Area Sport Fishing Reports
Archived Sport Fishing Report
July 24, 2019
An excellent resource for planning a trip to Sitka is the gofishak interactive map which provides information on fishing locations, species run timing, fishing gear and angler access.
For further information, please feel free to contact the Sitka Area sportfish management staff at (907) 747-5355.
Effective Thursday, July 25th, retention of non-pelagic rockfish is prohibited in the Sitka area and in all outside waters of Southeast Alaska, through August 31st. An emergency order was issued in March 2019 that prohibits retention of non-pelagic rockfish in outside waters, and it was referenced in the Southeast Alaska sportfishing regulation summary on page 12.
All vessels are required to have at least one functional deep water release device (regardless of species targeted) and anglers are REQUIRED to use a rockfish release device to release nonpelagic rockfish during this time. Please see the Southeast Alaska Sport Fish Regulation Summary or visit your local ADF&G office to see examples of rockfish release devices and learn about their use.
Fishing for pelagic rockfish is open and has been excellent.
Catch rates for king salmon have continued to decline since the beginning of July in the Sitka area. However, based on marine sport catch sampling, catch rates are still three times better than last year for the same time period and near the recent 10-year mean. During the marine catch sampling period of July 17th through July 21st, king salmon were harvested primarily from Cape Edgecumbe. Kings are being caught trolling or mooching herring, or trolling hoochies and spoons. King salmon fishing in Sitka area waters should continue to decline through late-August.
Effective Thursday August 1st through September 15th, retention of King Salmon is prohibited for non-resident anglers.
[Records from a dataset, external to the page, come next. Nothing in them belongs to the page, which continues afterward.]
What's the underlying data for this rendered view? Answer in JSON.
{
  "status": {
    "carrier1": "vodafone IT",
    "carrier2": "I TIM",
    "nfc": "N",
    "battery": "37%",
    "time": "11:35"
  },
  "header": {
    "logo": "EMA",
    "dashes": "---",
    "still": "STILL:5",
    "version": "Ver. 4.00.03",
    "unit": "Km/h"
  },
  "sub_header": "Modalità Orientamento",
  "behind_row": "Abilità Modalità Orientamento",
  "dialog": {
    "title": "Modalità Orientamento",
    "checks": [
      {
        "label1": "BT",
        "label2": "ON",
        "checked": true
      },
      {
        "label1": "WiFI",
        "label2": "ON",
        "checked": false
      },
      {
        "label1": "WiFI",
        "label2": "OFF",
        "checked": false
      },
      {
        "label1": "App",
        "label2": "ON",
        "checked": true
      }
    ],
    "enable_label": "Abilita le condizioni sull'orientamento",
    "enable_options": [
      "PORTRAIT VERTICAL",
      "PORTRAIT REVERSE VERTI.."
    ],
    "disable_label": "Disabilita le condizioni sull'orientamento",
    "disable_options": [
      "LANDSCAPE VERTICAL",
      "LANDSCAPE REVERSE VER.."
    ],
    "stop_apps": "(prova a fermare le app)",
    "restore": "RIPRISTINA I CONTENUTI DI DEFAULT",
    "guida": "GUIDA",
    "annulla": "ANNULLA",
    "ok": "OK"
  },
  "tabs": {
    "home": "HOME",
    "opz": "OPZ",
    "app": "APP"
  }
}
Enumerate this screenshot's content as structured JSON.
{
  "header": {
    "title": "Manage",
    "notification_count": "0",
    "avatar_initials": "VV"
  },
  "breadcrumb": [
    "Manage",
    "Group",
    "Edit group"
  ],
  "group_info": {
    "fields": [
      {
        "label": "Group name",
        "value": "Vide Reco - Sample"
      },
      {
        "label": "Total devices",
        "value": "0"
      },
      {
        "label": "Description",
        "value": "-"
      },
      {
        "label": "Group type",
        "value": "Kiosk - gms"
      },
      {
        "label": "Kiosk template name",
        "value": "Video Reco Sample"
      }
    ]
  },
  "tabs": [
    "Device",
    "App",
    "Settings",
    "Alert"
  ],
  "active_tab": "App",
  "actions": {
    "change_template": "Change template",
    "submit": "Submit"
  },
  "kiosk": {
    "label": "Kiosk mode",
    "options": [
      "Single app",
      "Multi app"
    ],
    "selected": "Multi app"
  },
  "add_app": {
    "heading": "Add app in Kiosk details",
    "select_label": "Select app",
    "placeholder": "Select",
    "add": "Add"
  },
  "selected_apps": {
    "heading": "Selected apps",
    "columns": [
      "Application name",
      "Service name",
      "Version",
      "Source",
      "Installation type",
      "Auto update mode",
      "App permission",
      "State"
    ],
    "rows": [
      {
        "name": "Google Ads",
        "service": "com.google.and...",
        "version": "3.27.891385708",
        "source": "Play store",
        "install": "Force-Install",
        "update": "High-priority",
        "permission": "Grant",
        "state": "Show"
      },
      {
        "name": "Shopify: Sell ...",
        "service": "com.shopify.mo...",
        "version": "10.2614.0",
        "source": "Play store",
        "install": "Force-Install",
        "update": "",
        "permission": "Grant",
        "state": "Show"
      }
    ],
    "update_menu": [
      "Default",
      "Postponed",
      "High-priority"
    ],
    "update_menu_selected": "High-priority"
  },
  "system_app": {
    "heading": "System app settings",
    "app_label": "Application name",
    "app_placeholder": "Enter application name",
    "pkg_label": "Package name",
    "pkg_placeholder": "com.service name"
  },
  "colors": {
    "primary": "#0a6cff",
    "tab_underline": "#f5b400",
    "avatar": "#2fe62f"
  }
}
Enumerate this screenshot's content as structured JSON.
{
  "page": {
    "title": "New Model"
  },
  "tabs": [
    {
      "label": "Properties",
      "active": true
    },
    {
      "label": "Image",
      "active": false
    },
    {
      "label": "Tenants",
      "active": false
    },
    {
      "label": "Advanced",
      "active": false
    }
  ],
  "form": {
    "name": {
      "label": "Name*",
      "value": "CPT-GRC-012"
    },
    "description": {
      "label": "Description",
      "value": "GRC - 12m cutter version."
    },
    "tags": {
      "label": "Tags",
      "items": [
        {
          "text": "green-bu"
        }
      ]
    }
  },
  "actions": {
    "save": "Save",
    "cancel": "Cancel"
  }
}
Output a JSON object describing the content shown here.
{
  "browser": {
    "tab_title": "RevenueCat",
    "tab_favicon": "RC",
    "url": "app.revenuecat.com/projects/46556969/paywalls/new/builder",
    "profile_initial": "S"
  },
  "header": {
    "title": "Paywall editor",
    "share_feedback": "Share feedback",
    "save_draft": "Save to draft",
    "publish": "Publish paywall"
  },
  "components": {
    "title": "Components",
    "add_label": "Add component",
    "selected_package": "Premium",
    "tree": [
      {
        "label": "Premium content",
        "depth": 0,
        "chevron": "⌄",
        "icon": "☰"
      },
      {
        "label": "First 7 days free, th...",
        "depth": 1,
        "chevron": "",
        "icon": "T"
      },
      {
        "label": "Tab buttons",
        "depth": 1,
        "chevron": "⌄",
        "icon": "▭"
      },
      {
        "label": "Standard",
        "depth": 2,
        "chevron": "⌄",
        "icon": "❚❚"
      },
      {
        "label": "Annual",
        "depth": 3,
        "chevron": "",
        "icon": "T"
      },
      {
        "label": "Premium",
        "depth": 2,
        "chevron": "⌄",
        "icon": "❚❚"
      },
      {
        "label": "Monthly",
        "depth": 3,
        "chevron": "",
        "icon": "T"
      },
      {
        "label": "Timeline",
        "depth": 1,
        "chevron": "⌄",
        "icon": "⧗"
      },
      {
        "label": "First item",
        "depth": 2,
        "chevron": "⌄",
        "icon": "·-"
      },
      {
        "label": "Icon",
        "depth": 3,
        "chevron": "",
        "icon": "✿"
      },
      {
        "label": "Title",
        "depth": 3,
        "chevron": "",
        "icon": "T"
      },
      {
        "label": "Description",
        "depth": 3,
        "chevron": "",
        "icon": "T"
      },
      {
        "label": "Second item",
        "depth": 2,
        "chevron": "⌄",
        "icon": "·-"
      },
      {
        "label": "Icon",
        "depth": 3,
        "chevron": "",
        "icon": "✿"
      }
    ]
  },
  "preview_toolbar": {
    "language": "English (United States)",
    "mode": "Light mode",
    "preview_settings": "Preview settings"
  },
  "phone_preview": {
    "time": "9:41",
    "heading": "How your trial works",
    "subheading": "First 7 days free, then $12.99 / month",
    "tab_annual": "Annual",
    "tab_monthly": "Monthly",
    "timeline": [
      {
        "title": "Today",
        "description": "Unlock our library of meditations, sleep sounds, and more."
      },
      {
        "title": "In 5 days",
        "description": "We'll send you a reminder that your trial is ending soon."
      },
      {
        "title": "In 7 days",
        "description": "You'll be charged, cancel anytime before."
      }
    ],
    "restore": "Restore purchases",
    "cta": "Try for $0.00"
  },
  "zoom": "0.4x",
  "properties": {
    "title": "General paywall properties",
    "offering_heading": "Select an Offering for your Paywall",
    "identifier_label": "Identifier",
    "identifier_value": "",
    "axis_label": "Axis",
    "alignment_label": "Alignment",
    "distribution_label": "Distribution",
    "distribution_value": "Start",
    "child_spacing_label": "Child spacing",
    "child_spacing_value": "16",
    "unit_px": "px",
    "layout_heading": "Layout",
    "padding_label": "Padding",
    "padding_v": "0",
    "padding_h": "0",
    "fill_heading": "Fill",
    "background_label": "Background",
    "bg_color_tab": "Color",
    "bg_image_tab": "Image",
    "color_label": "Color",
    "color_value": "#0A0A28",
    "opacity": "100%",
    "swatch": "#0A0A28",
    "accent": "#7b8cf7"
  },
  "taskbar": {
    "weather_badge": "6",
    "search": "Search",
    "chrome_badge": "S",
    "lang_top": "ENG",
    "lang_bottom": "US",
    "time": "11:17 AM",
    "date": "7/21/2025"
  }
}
This closure is needed in the sport fishery to keep the fishery within it’s allocation.
Silver fishing continues to slowly improve in the Sitka area with anglers starting to catch a few more silvers near Cape Edgecumbe and West Kruzof. Catch rates are lower than the recent ten-year average for the sample period of July 17th through July 21st and are the lowest catch rates Sitka has observed since 2010. It is still early, and more will be known about catch rates as the bulk of the runs near in the next couple weeks.
Pink fishing has been very good in the Sitka area with anglers catching pinks both in outside waters and nearshore in Sitka. Catch rates have been much higher than the recent ten-year average for the sample period of July 17th through July 21st. With cooler weather and some possible precipitation, the bulk of the pink salmon should begin moving closer to shore in greater numbers.
Halibut fishing has been consistent in Sitka. Catch rates continue to be slightly better than the recent ten-year average. During the marine catch sampling period of July 17th through July 21st, halibut were harvested primarily from outer Kruzof Island/Sitka Sound to offshore waters from Salisbury Sound to Sitka Sound. Fishing has improved also in Sitka Sound, and closer to town. Halibut fishing in Sitka area waters should begin to pick up by late July with more bait (herring, salmon, crab, etc.) moving inside the Sound.
Sport fishing for lingcod has been good recently. Try fishing near pinnacles and structure with whole herring, or large lead/rubber or metal jigs.
Dolly Varden and Rainbow/Cutthroat Trout
Dolly Varden and trout can be targeted year-round. Sitka has a few streams and lakes that have resident species available such as Indian River, Thimbleberry lake and Heart Lake. Fishing is decent right now. Try using spinners, spoons, or flys mimicking juvenile salmon, leeches, or eggs/flesh.